A judge on Thursday decided to move the trial of an Indianapolis police officer accused of causing a fatal 2010 crash by driving drunk.
Marion County Judge Grant Hawkins said the case surrounding David Bisard had generated too much publicity for him to get a fair trial in central Indiana.
"When I got off the elevator, four cameras were pointed at me," Hawkins said during a brief hearing. "That indicates that interest in the case lingers" more than two years after it began, he added.
Deputy Prosecutor Denise Robinson told reporters after the hearing that both sides had known a change of venue was likely because of extensive coverage in the Indianapolis media market, which sweeps a large portion of the state, and public perception of the case.
"The defendant is entitled to a fair trial," she said. "The state is entitled to a fair trial."
Bisard's lawyer, John Kautzman, would not comment.
Hawkins met with attorneys for both sides behind closed doors to discuss possible sites for the trial, but Robinson would not say what options were considered. It wasn't clear when Hawkins would rule on the new site, but another hearing was scheduled for Feb. 14. Robinson said that at that time the judge would likely set a trial date for sometime late next summer.
Aaron Wells, whose son Eric was killed when Bisard's cruiser slammed into two motorcycles stopped at a traffic light on Aug. 6, 2010, doubted there was anywhere the case could avoid media coverage.
"I don't think there's a county in the state of Indiana where there's not going to be cameras there," he told reporters. "I think it's going to follow them."
Bisard faces charges of operating a vehicle while intoxicated, reckless homicide and criminal recklessness. The crash also injured two other people.
Bisard was arrested a few days following the crash after a blood test showed his blood-alcohol content was more than twice the legal limit. His attorney has asked the Indiana Supreme Court to rule a blood sample inadmissible because it wasn't drawn according to procedures outlined in state law.
The sample pegged Bisard's blood-alcohol content at 0.19 percent. But then-Marion County Prosecutor Carl Brizzi stunned the victims and public when he dropped drunken driving charges against Bisard just days after they were filed. Brizzi said the blood test was improperly administered and he didn't think it could be admitted as evidence.

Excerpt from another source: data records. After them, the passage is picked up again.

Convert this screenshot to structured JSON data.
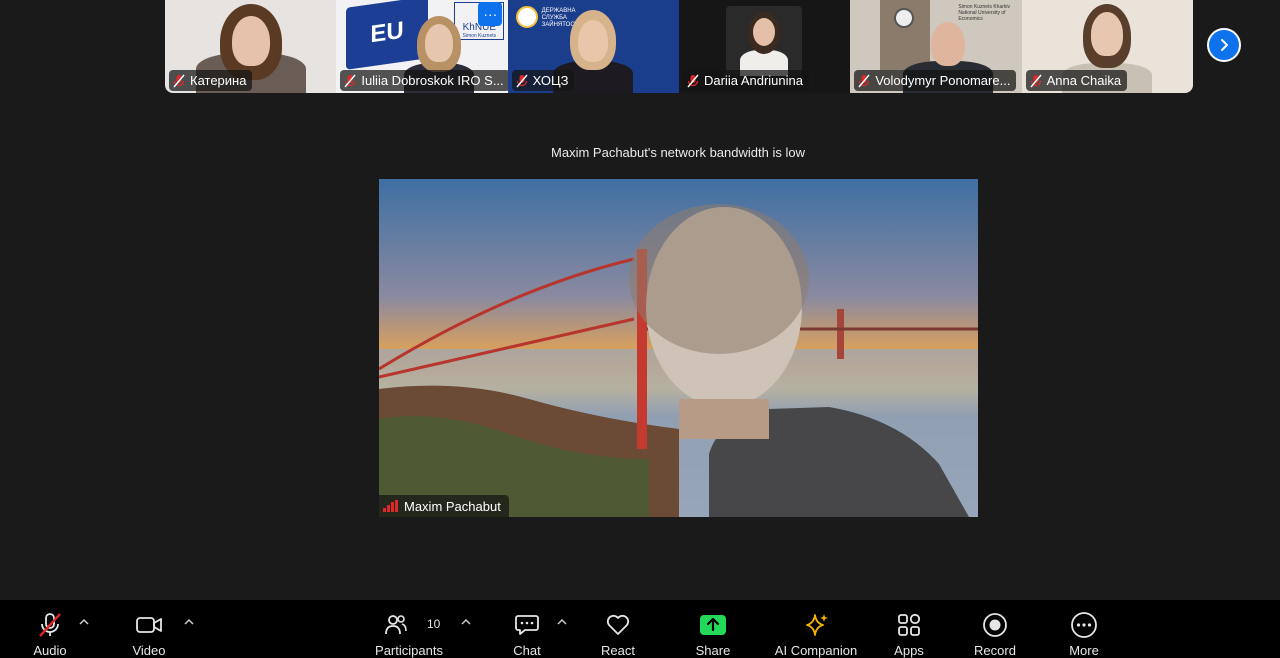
{
  "participants": [
    {
      "name": "Катерина",
      "bg": "#e8e6e4"
    },
    {
      "name": "Iuliia Dobroskok IRO S...",
      "bg": "#f2f2f4"
    },
    {
      "name": "ХОЦЗ",
      "bg": "#1b3e8c"
    },
    {
      "name": "Dariia Andriunina",
      "bg": "#161616"
    },
    {
      "name": "Volodymyr Ponomare...",
      "bg": "#cfc8be"
    },
    {
      "name": "Anna Chaika",
      "bg": "#e9e3da"
    }
  ],
  "tile_texts": {
    "eu": "EU",
    "khnue": "KhNUE",
    "khnue_sub": "Simon Kuznets",
    "service": "ДЕРЖАВНА СЛУЖБА ЗАЙНЯТОСТІ",
    "univ": "Simon Kuznets Kharkiv National University of Economics"
  },
  "notice": "Maxim Pachabut's network bandwidth is low",
  "speaker": {
    "name": "Maxim Pachabut"
  },
  "toolbar": {
    "audio": "Audio",
    "video": "Video",
    "participants": "Participants",
    "participants_count": "10",
    "chat": "Chat",
    "react": "React",
    "share": "Share",
    "ai": "AI Companion",
    "apps": "Apps",
    "record": "Record",
    "more": "More"
  },
  "colors": {
    "accent": "#0e72ed",
    "share": "#23d959",
    "muted": "#e02828",
    "ai": "#f5b400"
  }
}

Prosecutor Terry Curry, his successor, refiled the drunken driving charges against Bisard early in 2011. Hawkins ruled in May 2011 that the first blood test couldn't be used as evidence of drunken driving, citing the same reasons Brizzi had. But the Indiana Court of Appeals overturned that ruling in September.
Hawkins did allow prosecutors to test a second blood sample despite objections by Bisard's attorneys that it was mishandled by police technicians. Robinson said Thursday those tests were complete, but she would not discuss the results.
Police officers' handling of the crash scene and the decision to drop the drunken driving charge stirred public mistrust and allegations of a cover-up that linger two years later.
Critics said it was hard to believe that officers at the scene hadn't realized Bisard had been drinking. Hundreds of motorcyclists flocked to downtown Indianapolis in the weekends after the crash to protest against Bisard and hold vigils for the victims. Two official investigations into the handling of evidence and the scene resulted in disciplinary action or demotion for several high-ranking officers, including the police chief.
The city of Indianapolis in October agreed to pay a total of $2.3 million to Kurt Weekly and Mary Mills, to settle a lawsuit over their injuries in the crash.
The city settled separately in June for $1.55 million with Wells' family.